John2 wrote: ↑Sat Dec 17, 2022 1:44 pm
So we could say a) Elephantine Jews (and by extension Jews in Judea) in the 400's BCE observed a Moses-free Canaanite-type spring festival and called it Passover, or b) Passover in the 400's BCE was associated with Moses like it is in (possibly later) Jewish (and Samaritan) writings, and I prefer option b.
I don't know where or when Esther was written, but I know it doesn't mention God or praying. So let's say it was unknown until it was discovered in modern times and carbon dated to the 400's BCE. If we didn't have the Elephantine Papyri and Esther was all we had to go on to know what Jews were like in the 400's BCE, I would assume that the Jews in Esther believed in God (or gods) and praying like Jews do in the OT rather than that they did not believe in God (or gods) and praying.
It's been awhile since I've looked at Esther, but a quick word search is indicating that it also doesn't mention Moses or the Torah, only that "There is a certain people scattered abroad and dispersed among the peoples in all the provinces of thy kingdom; and their laws are diverse from those of every people; neither keep they the king's laws" (3:8). And if this is so, then I would assume that the Jews in Esther believed in Moses and some kind of Torah, like Jews do in other Jewish writings.
Would this be going beyond the evidence? Yes, but it would seem reasonable to me to take what other Jewish writings say into consideration, regardless of when they were written, to get an idea of the beliefs and practices of the Jews in Esther.
The difference with Esther is that it is known to date late and after other biblical literature had become extant, and it is known to come from a culture embedded in the other biblical literature. So it is reasonable to interpret Esther in the context of other writings known to its authors.
The point about the passover festival is that we are looking at the question of origins, and that implies practices before the literature. We know that there were many etiologies to explain origins of this and that, an etiology of a tribal name, an etiology of a political institution, an etiology of a city, an etiology of a custom, etc.
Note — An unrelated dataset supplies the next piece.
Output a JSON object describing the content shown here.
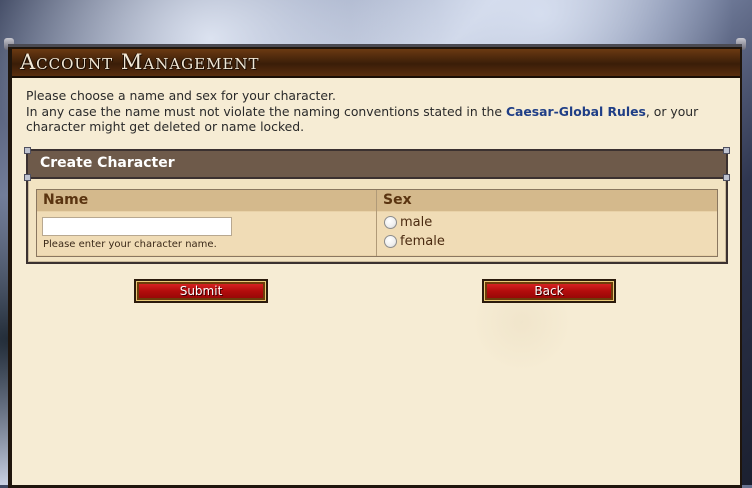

Rarely are those etiologies considered historical because they are usually related to ideas of significance to later generations and cannot therefore belong to the original custom or institution.
Elephantine finds include references to the sabbath day, a seven day week. But we can be sure that those Judeans did not associate the sabbath with an account of God's rest from creation because they spoke of that day as a market day. Clearly the etiology of God resting on that day and sanctifying it was a later etiology for a different religious environment.
It seems reasonable to me to assume a similar development for the biblical etiology of the Passover -- especially given that the Passover at Elephantine is explicitly associated only with the authority of the Persian king and not with Moses. There may have been some notion of Moses and Exodus kept at an oral level or otherwise never found its way into the physical remains, but one would expect some other evidence for Mosaic regulations but there is none.
The etiologies are introduced in stories that are conveyed in Greek genres of history-writing; the content of those etiologies is Hellenistic events and situations; and if one accepts Gmirkin's thesis then one has also a specific motive for the introduction or invention of the etiologies (including the name of Moses) in Hellenistic times.
Before the appearance of the biblical etiology, as I understand and recall (I haven't checked up the details), we have Passover and other festivals being entirely agricultural festivals without any association with Moses.